**Recorded information**
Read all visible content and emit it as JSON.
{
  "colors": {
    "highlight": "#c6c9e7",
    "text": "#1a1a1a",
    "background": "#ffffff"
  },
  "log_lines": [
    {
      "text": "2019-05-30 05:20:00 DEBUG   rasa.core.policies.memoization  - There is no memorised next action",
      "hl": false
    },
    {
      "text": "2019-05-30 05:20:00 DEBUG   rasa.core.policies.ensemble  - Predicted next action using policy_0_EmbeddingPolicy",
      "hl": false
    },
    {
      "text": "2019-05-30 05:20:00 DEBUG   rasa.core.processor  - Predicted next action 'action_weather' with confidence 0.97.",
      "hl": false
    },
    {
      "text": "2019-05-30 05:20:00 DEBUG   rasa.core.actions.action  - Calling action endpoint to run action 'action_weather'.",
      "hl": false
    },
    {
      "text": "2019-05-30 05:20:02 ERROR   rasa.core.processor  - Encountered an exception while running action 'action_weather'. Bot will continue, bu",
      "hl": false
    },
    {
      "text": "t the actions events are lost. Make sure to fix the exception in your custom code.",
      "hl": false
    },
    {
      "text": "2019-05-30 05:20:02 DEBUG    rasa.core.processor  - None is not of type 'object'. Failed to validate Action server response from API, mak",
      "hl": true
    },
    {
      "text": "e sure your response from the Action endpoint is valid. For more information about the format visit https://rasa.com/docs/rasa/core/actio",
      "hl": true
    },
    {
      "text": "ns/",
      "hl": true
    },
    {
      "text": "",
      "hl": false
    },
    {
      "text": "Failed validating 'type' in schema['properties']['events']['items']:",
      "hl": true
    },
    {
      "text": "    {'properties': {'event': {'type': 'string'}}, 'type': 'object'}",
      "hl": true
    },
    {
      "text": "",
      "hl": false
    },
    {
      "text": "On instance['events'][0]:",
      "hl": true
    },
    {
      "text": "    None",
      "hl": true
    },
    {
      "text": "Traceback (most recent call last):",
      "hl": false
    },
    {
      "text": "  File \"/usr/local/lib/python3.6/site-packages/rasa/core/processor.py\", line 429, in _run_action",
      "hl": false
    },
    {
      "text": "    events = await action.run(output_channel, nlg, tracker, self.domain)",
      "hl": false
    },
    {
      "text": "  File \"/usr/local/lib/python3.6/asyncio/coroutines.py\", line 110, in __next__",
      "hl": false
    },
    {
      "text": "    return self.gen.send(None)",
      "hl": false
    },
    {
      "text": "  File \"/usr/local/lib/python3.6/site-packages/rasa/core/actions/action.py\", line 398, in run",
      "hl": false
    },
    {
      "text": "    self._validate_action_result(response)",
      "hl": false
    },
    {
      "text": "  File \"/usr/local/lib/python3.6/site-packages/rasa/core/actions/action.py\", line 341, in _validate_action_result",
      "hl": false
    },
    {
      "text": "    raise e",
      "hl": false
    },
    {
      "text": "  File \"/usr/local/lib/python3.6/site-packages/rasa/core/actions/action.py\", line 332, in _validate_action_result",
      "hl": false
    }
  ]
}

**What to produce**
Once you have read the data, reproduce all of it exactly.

**Your response**
Read all visible content and emit it as JSON.
{
  "colors": {
    "highlight": "#c6c9e7",
    "text": "#1a1a1a",
    "background": "#ffffff"
  },
  "log_lines": [
    {
      "text": "2019-05-30 05:20:00 DEBUG   rasa.core.policies.memoization  - There is no memorised next action",
      "hl": false
    },
    {
      "text": "2019-05-30 05:20:00 DEBUG   rasa.core.policies.ensemble  - Predicted next action using policy_0_EmbeddingPolicy",
      "hl": false
    },
    {
      "text": "2019-05-30 05:20:00 DEBUG   rasa.core.processor  - Predicted next action 'action_weather' with confidence 0.97.",
      "hl": false
    },
    {
      "text": "2019-05-30 05:20:00 DEBUG   rasa.core.actions.action  - Calling action endpoint to run action 'action_weather'.",
      "hl": false
    },
    {
      "text": "2019-05-30 05:20:02 ERROR   rasa.core.processor  - Encountered an exception while running action 'action_weather'. Bot will continue, bu",
      "hl": false
    },
    {
      "text": "t the actions events are lost. Make sure to fix the exception in your custom code.",
      "hl": false
    },
    {
      "text": "2019-05-30 05:20:02 DEBUG    rasa.core.processor  - None is not of type 'object'. Failed to validate Action server response from API, mak",
      "hl": true
    },
    {
      "text": "e sure your response from the Action endpoint is valid. For more information about the format visit https://rasa.com/docs/rasa/core/actio",
      "hl": true
    },
    {
      "text": "ns/",
      "hl": true
    },
    {
      "text": "",
      "hl": false
    },
    {
      "text": "Failed validating 'type' in schema['properties']['events']['items']:",
      "hl": true
    },
    {
      "text": "    {'properties': {'event': {'type': 'string'}}, 'type': 'object'}",
      "hl": true
    },
    {
      "text": "",
      "hl": false
    },
    {
      "text": "On instance['events'][0]:",
      "hl": true
    },
    {
      "text": "    None",
      "hl": true
    },
    {
      "text": "Traceback (most recent call last):",
      "hl": false
    },
    {
      "text": "  File \"/usr/local/lib/python3.6/site-packages/rasa/core/processor.py\", line 429, in _run_action",
      "hl": false
    },
    {
      "text": "    events = await action.run(output_channel, nlg, tracker, self.domain)",
      "hl": false
    },
    {
      "text": "  File \"/usr/local/lib/python3.6/asyncio/coroutines.py\", line 110, in __next__",
      "hl": false
    },
    {
      "text": "    return self.gen.send(None)",
      "hl": false
    },
    {
      "text": "  File \"/usr/local/lib/python3.6/site-packages/rasa/core/actions/action.py\", line 398, in run",
      "hl": false
    },
    {
      "text": "    self._validate_action_result(response)",
      "hl": false
    },
    {
      "text": "  File \"/usr/local/lib/python3.6/site-packages/rasa/core/actions/action.py\", line 341, in _validate_action_result",
      "hl": false
    },
    {
      "text": "    raise e",
      "hl": false
    },
    {
      "text": "  File \"/usr/local/lib/python3.6/site-packages/rasa/core/actions/action.py\", line 332, in _validate_action_result",
      "hl": false
    }
  ]
}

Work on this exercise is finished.